» Information shown:
------------------------------------------------
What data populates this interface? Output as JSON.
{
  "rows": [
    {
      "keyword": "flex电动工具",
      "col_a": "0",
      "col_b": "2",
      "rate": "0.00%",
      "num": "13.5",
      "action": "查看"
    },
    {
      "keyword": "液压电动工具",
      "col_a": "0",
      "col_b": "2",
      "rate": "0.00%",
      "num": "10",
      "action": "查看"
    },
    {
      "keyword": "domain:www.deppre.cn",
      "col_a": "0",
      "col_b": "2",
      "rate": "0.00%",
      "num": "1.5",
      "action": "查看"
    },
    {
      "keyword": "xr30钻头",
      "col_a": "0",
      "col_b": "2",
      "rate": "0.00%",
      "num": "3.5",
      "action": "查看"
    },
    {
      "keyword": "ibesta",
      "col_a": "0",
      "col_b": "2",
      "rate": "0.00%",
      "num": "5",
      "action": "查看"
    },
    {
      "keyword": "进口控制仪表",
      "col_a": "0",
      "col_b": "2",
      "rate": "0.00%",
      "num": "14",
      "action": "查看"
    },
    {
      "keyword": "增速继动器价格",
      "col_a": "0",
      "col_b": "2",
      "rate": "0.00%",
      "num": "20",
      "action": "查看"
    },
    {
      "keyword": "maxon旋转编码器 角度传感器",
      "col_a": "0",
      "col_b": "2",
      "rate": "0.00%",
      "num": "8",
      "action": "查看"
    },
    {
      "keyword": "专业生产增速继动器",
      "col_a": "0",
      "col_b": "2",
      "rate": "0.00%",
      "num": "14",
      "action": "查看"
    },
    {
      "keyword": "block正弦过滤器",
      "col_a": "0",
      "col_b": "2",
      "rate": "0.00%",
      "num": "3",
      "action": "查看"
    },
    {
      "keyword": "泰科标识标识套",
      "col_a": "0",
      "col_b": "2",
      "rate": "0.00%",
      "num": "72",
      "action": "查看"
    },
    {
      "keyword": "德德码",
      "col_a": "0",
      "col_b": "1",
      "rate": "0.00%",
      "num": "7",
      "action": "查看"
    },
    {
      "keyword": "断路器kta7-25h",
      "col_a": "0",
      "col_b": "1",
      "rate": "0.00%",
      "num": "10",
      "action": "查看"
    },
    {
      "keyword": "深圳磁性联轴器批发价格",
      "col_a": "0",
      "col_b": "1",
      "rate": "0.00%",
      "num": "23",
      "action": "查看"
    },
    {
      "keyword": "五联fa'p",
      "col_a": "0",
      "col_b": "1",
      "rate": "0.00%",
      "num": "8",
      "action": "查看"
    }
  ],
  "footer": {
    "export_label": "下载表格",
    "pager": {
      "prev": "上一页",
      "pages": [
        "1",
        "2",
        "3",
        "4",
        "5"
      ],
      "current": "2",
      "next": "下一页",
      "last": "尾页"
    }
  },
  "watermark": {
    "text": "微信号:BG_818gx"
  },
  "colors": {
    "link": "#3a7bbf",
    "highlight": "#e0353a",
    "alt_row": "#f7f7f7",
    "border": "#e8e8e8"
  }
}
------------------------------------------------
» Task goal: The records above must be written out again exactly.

» Solution below:
What data populates this interface? Output as JSON.
{
  "rows": [
    {
      "keyword": "flex电动工具",
      "col_a": "0",
      "col_b": "2",
      "rate": "0.00%",
      "num": "13.5",
      "action": "查看"
    },
    {
      "keyword": "液压电动工具",
      "col_a": "0",
      "col_b": "2",
      "rate": "0.00%",
      "num": "10",
      "action": "查看"
    },
    {
      "keyword": "domain:www.deppre.cn",
      "col_a": "0",
      "col_b": "2",
      "rate": "0.00%",
      "num": "1.5",
      "action": "查看"
    },
    {
      "keyword": "xr30钻头",
      "col_a": "0",
      "col_b": "2",
      "rate": "0.00%",
      "num": "3.5",
      "action": "查看"
    },
    {
      "keyword": "ibesta",
      "col_a": "0",
      "col_b": "2",
      "rate": "0.00%",
      "num": "5",
      "action": "查看"
    },
    {
      "keyword": "进口控制仪表",
      "col_a": "0",
      "col_b": "2",
      "rate": "0.00%",
      "num": "14",
      "action": "查看"
    },
    {
      "keyword": "增速继动器价格",
      "col_a": "0",
      "col_b": "2",
      "rate": "0.00%",
      "num": "20",
      "action": "查看"
    },
    {
      "keyword": "maxon旋转编码器 角度传感器",
      "col_a": "0",
      "col_b": "2",
      "rate": "0.00%",
      "num": "8",
      "action": "查看"
    },
    {
      "keyword": "专业生产增速继动器",
      "col_a": "0",
      "col_b": "2",
      "rate": "0.00%",
      "num": "14",
      "action": "查看"
    },
    {
      "keyword": "block正弦过滤器",
      "col_a": "0",
      "col_b": "2",
      "rate": "0.00%",
      "num": "3",
      "action": "查看"
    },
    {
      "keyword": "泰科标识标识套",
      "col_a": "0",
      "col_b": "2",
      "rate": "0.00%",
      "num": "72",
      "action": "查看"
    },
    {
      "keyword": "德德码",
      "col_a": "0",
      "col_b": "1",
      "rate": "0.00%",
      "num": "7",
      "action": "查看"
    },
    {
      "keyword": "断路器kta7-25h",
      "col_a": "0",
      "col_b": "1",
      "rate": "0.00%",
      "num": "10",
      "action": "查看"
    },
    {
      "keyword": "深圳磁性联轴器批发价格",
      "col_a": "0",
      "col_b": "1",
      "rate": "0.00%",
      "num": "23",
      "action": "查看"
    },
    {
      "keyword": "五联fa'p",
      "col_a": "0",
      "col_b": "1",
      "rate": "0.00%",
      "num": "8",
      "action": "查看"
    }
  ],
  "footer": {
    "export_label": "下载表格",
    "pager": {
      "prev": "上一页",
      "pages": [
        "1",
        "2",
        "3",
        "4",
        "5"
      ],
      "current": "2",
      "next": "下一页",
      "last": "尾页"
    }
  },
  "watermark": {
    "text": "微信号:BG_818gx"
  },
  "colors": {
    "link": "#3a7bbf",
    "highlight": "#e0353a",
    "alt_row": "#f7f7f7",
    "border": "#e8e8e8"
  }
}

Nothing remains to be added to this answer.